[Items from an interface collection]

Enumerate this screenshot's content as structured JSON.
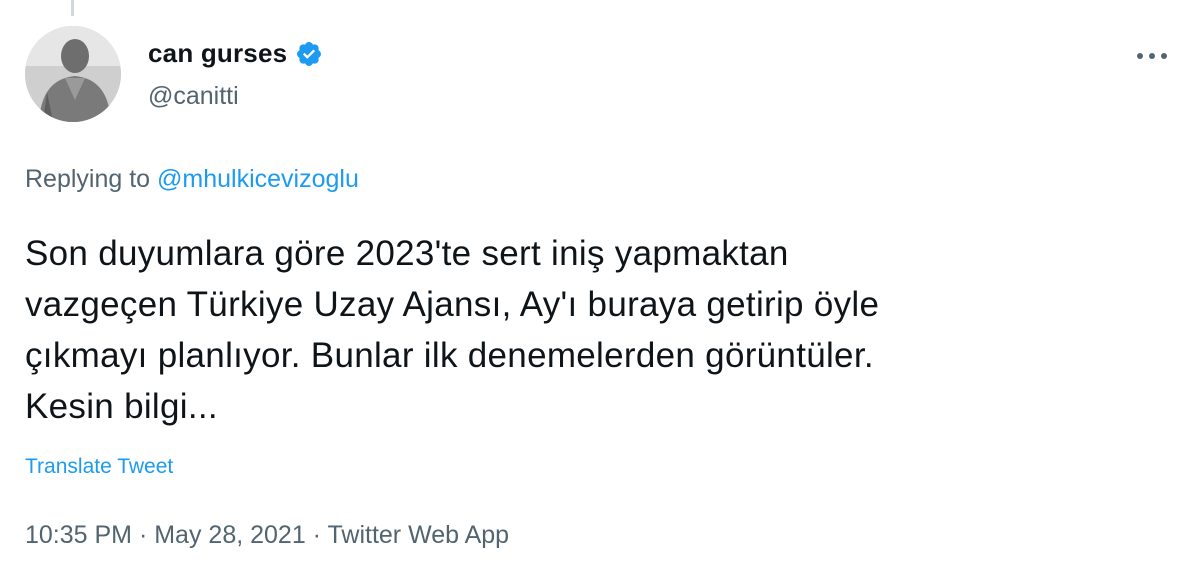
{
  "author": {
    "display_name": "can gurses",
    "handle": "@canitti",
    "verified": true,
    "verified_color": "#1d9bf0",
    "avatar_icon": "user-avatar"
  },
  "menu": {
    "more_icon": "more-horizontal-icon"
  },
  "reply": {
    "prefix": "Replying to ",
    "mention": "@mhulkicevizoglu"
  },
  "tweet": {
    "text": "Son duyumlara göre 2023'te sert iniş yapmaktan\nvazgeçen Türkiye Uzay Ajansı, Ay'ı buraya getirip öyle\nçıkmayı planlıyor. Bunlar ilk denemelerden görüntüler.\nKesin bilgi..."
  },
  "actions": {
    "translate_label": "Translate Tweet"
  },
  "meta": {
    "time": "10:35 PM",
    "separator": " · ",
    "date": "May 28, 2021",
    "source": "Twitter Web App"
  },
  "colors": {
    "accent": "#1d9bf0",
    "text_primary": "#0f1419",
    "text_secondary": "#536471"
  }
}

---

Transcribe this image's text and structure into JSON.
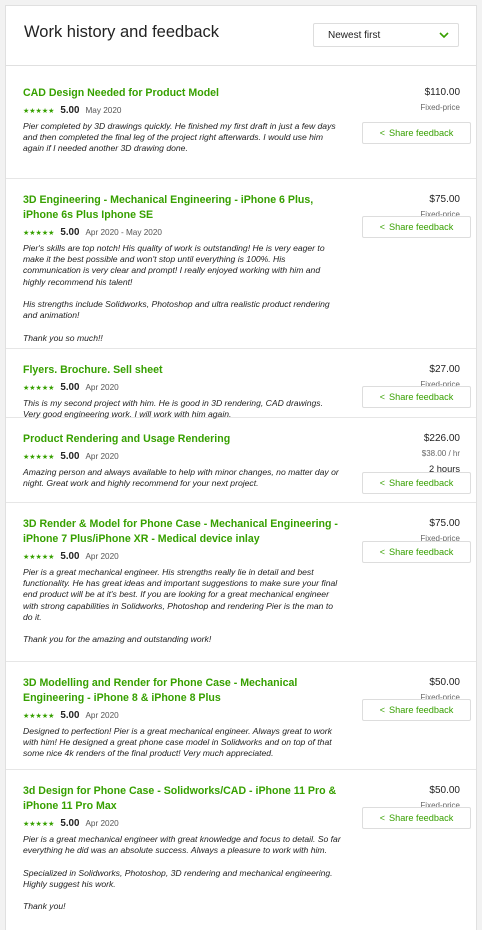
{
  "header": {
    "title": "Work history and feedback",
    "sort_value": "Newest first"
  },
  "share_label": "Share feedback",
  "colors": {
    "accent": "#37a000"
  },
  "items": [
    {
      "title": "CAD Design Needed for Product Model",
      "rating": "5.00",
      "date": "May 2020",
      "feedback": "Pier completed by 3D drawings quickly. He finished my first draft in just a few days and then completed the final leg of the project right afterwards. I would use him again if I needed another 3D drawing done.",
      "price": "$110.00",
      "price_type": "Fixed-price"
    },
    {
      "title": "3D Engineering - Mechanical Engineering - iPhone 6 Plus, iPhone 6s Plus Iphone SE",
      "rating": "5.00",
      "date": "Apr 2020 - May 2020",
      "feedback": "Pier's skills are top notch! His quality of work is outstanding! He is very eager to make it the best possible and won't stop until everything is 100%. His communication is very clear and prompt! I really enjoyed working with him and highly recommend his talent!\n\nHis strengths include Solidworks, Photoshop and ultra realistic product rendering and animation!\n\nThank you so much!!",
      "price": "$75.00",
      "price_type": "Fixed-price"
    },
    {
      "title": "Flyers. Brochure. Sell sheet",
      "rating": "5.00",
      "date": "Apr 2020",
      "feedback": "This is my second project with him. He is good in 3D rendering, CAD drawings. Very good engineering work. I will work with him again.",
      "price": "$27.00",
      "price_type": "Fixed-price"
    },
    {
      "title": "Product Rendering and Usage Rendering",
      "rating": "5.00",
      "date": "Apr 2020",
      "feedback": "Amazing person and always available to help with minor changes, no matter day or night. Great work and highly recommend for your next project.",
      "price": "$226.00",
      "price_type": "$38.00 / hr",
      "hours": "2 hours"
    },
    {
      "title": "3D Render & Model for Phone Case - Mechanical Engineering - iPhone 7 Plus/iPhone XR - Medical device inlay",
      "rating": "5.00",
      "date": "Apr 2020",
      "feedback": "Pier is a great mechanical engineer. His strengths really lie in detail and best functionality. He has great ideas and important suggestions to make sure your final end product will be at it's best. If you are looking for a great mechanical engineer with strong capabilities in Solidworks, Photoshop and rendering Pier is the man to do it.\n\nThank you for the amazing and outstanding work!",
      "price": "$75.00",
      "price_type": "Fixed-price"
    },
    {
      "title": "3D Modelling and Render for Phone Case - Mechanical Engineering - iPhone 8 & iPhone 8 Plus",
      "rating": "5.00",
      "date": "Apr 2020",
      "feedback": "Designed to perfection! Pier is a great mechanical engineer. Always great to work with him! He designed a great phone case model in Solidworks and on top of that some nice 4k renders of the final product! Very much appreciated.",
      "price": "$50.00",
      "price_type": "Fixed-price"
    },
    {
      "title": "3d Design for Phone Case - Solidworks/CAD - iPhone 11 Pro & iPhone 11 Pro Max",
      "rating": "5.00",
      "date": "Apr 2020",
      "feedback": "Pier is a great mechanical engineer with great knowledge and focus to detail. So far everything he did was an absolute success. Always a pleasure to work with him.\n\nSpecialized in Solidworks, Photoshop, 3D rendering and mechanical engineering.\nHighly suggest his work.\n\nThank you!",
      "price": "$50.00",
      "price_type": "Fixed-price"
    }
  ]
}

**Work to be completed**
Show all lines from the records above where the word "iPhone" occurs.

**Task result**
      "title": "3D Engineering - Mechanical Engineering - iPhone 6 Plus, iPhone 6s Plus Iphone SE",
      "title": "3D Render & Model for Phone Case - Mechanical Engineering - iPhone 7 Plus/iPhone XR - Medical device inlay",
      "title": "3D Modelling and Render for Phone Case - Mechanical Engineering - iPhone 8 & iPhone 8 Plus",
      "title": "3d Design for Phone Case - Solidworks/CAD - iPhone 11 Pro & iPhone 11 Pro Max",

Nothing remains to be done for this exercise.